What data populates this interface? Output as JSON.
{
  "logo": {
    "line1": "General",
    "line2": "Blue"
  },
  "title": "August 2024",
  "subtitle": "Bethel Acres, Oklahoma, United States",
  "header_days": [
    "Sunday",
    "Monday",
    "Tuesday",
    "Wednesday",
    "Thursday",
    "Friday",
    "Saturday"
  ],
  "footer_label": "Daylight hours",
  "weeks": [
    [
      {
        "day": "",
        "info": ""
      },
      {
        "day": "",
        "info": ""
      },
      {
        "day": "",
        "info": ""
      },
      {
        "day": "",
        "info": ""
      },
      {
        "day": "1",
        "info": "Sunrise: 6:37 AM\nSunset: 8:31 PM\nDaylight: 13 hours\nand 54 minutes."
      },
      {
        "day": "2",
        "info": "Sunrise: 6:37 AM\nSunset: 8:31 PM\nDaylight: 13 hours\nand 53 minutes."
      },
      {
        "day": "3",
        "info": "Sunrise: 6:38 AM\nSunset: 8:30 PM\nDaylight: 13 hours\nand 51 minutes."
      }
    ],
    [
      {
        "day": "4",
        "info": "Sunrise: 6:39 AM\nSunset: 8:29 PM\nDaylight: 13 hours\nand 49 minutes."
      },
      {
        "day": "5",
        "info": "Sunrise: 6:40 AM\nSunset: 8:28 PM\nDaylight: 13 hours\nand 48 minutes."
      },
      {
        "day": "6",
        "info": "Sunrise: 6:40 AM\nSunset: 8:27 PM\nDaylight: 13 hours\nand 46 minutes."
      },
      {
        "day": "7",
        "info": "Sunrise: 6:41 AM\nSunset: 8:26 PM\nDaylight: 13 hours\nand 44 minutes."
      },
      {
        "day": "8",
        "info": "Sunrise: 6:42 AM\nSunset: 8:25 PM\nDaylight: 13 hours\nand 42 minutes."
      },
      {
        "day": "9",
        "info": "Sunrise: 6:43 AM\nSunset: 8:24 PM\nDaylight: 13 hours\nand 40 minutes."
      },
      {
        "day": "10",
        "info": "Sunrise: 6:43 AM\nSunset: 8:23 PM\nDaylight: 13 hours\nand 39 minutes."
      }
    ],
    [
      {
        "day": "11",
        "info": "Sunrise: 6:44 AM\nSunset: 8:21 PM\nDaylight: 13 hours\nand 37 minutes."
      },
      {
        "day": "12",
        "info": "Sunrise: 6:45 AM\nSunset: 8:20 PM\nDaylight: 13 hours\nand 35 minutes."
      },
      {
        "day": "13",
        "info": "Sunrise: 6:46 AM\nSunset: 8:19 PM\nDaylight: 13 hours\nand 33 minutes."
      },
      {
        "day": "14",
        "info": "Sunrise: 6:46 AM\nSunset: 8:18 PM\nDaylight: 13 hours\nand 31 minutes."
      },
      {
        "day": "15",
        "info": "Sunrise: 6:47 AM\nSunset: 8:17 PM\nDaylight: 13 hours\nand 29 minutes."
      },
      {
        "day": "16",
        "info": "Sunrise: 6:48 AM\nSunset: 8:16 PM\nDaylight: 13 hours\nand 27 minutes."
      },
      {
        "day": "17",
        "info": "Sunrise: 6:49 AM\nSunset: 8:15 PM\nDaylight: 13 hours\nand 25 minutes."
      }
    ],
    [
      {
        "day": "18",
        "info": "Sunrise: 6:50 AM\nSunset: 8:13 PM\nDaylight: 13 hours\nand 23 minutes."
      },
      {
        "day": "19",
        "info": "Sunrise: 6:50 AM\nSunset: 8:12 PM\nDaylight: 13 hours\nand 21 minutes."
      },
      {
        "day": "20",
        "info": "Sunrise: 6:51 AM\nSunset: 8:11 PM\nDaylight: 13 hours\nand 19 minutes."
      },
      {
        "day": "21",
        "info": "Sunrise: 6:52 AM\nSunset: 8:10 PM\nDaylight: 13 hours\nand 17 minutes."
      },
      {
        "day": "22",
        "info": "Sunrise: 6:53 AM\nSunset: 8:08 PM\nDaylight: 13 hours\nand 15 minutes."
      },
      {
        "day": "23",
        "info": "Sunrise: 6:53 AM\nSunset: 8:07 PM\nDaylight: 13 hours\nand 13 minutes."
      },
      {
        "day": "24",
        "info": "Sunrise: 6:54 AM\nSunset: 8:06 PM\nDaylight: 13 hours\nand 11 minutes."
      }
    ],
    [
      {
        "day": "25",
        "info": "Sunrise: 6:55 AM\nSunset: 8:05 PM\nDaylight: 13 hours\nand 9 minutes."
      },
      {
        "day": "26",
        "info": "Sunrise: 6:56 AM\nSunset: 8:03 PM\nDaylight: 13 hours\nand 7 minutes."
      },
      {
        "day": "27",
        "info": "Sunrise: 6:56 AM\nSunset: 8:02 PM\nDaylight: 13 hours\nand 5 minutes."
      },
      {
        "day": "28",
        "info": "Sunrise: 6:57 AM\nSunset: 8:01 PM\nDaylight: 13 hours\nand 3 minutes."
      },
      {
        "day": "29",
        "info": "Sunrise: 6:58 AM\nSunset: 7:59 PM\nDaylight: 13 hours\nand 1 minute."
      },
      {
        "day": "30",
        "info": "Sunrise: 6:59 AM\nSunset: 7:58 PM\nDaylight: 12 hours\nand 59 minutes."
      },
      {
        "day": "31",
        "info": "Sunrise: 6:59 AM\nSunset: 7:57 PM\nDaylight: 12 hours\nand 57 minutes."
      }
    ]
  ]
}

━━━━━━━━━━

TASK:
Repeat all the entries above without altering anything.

TASK RESULT:
What data populates this interface? Output as JSON.
{
  "logo": {
    "line1": "General",
    "line2": "Blue"
  },
  "title": "August 2024",
  "subtitle": "Bethel Acres, Oklahoma, United States",
  "header_days": [
    "Sunday",
    "Monday",
    "Tuesday",
    "Wednesday",
    "Thursday",
    "Friday",
    "Saturday"
  ],
  "footer_label": "Daylight hours",
  "weeks": [
    [
      {
        "day": "",
        "info": ""
      },
      {
        "day": "",
        "info": ""
      },
      {
        "day": "",
        "info": ""
      },
      {
        "day": "",
        "info": ""
      },
      {
        "day": "1",
        "info": "Sunrise: 6:37 AM\nSunset: 8:31 PM\nDaylight: 13 hours\nand 54 minutes."
      },
      {
        "day": "2",
        "info": "Sunrise: 6:37 AM\nSunset: 8:31 PM\nDaylight: 13 hours\nand 53 minutes."
      },
      {
        "day": "3",
        "info": "Sunrise: 6:38 AM\nSunset: 8:30 PM\nDaylight: 13 hours\nand 51 minutes."
      }
    ],
    [
      {
        "day": "4",
        "info": "Sunrise: 6:39 AM\nSunset: 8:29 PM\nDaylight: 13 hours\nand 49 minutes."
      },
      {
        "day": "5",
        "info": "Sunrise: 6:40 AM\nSunset: 8:28 PM\nDaylight: 13 hours\nand 48 minutes."
      },
      {
        "day": "6",
        "info": "Sunrise: 6:40 AM\nSunset: 8:27 PM\nDaylight: 13 hours\nand 46 minutes."
      },
      {
        "day": "7",
        "info": "Sunrise: 6:41 AM\nSunset: 8:26 PM\nDaylight: 13 hours\nand 44 minutes."
      },
      {
        "day": "8",
        "info": "Sunrise: 6:42 AM\nSunset: 8:25 PM\nDaylight: 13 hours\nand 42 minutes."
      },
      {
        "day": "9",
        "info": "Sunrise: 6:43 AM\nSunset: 8:24 PM\nDaylight: 13 hours\nand 40 minutes."
      },
      {
        "day": "10",
        "info": "Sunrise: 6:43 AM\nSunset: 8:23 PM\nDaylight: 13 hours\nand 39 minutes."
      }
    ],
    [
      {
        "day": "11",
        "info": "Sunrise: 6:44 AM\nSunset: 8:21 PM\nDaylight: 13 hours\nand 37 minutes."
      },
      {
        "day": "12",
        "info": "Sunrise: 6:45 AM\nSunset: 8:20 PM\nDaylight: 13 hours\nand 35 minutes."
      },
      {
        "day": "13",
        "info": "Sunrise: 6:46 AM\nSunset: 8:19 PM\nDaylight: 13 hours\nand 33 minutes."
      },
      {
        "day": "14",
        "info": "Sunrise: 6:46 AM\nSunset: 8:18 PM\nDaylight: 13 hours\nand 31 minutes."
      },
      {
        "day": "15",
        "info": "Sunrise: 6:47 AM\nSunset: 8:17 PM\nDaylight: 13 hours\nand 29 minutes."
      },
      {
        "day": "16",
        "info": "Sunrise: 6:48 AM\nSunset: 8:16 PM\nDaylight: 13 hours\nand 27 minutes."
      },
      {
        "day": "17",
        "info": "Sunrise: 6:49 AM\nSunset: 8:15 PM\nDaylight: 13 hours\nand 25 minutes."
      }
    ],
    [
      {
        "day": "18",
        "info": "Sunrise: 6:50 AM\nSunset: 8:13 PM\nDaylight: 13 hours\nand 23 minutes."
      },
      {
        "day": "19",
        "info": "Sunrise: 6:50 AM\nSunset: 8:12 PM\nDaylight: 13 hours\nand 21 minutes."
      },
      {
        "day": "20",
        "info": "Sunrise: 6:51 AM\nSunset: 8:11 PM\nDaylight: 13 hours\nand 19 minutes."
      },
      {
        "day": "21",
        "info": "Sunrise: 6:52 AM\nSunset: 8:10 PM\nDaylight: 13 hours\nand 17 minutes."
      },
      {
        "day": "22",
        "info": "Sunrise: 6:53 AM\nSunset: 8:08 PM\nDaylight: 13 hours\nand 15 minutes."
      },
      {
        "day": "23",
        "info": "Sunrise: 6:53 AM\nSunset: 8:07 PM\nDaylight: 13 hours\nand 13 minutes."
      },
      {
        "day": "24",
        "info": "Sunrise: 6:54 AM\nSunset: 8:06 PM\nDaylight: 13 hours\nand 11 minutes."
      }
    ],
    [
      {
        "day": "25",
        "info": "Sunrise: 6:55 AM\nSunset: 8:05 PM\nDaylight: 13 hours\nand 9 minutes."
      },
      {
        "day": "26",
        "info": "Sunrise: 6:56 AM\nSunset: 8:03 PM\nDaylight: 13 hours\nand 7 minutes."
      },
      {
        "day": "27",
        "info": "Sunrise: 6:56 AM\nSunset: 8:02 PM\nDaylight: 13 hours\nand 5 minutes."
      },
      {
        "day": "28",
        "info": "Sunrise: 6:57 AM\nSunset: 8:01 PM\nDaylight: 13 hours\nand 3 minutes."
      },
      {
        "day": "29",
        "info": "Sunrise: 6:58 AM\nSunset: 7:59 PM\nDaylight: 13 hours\nand 1 minute."
      },
      {
        "day": "30",
        "info": "Sunrise: 6:59 AM\nSunset: 7:58 PM\nDaylight: 12 hours\nand 59 minutes."
      },
      {
        "day": "31",
        "info": "Sunrise: 6:59 AM\nSunset: 7:57 PM\nDaylight: 12 hours\nand 57 minutes."
      }
    ]
  ]
}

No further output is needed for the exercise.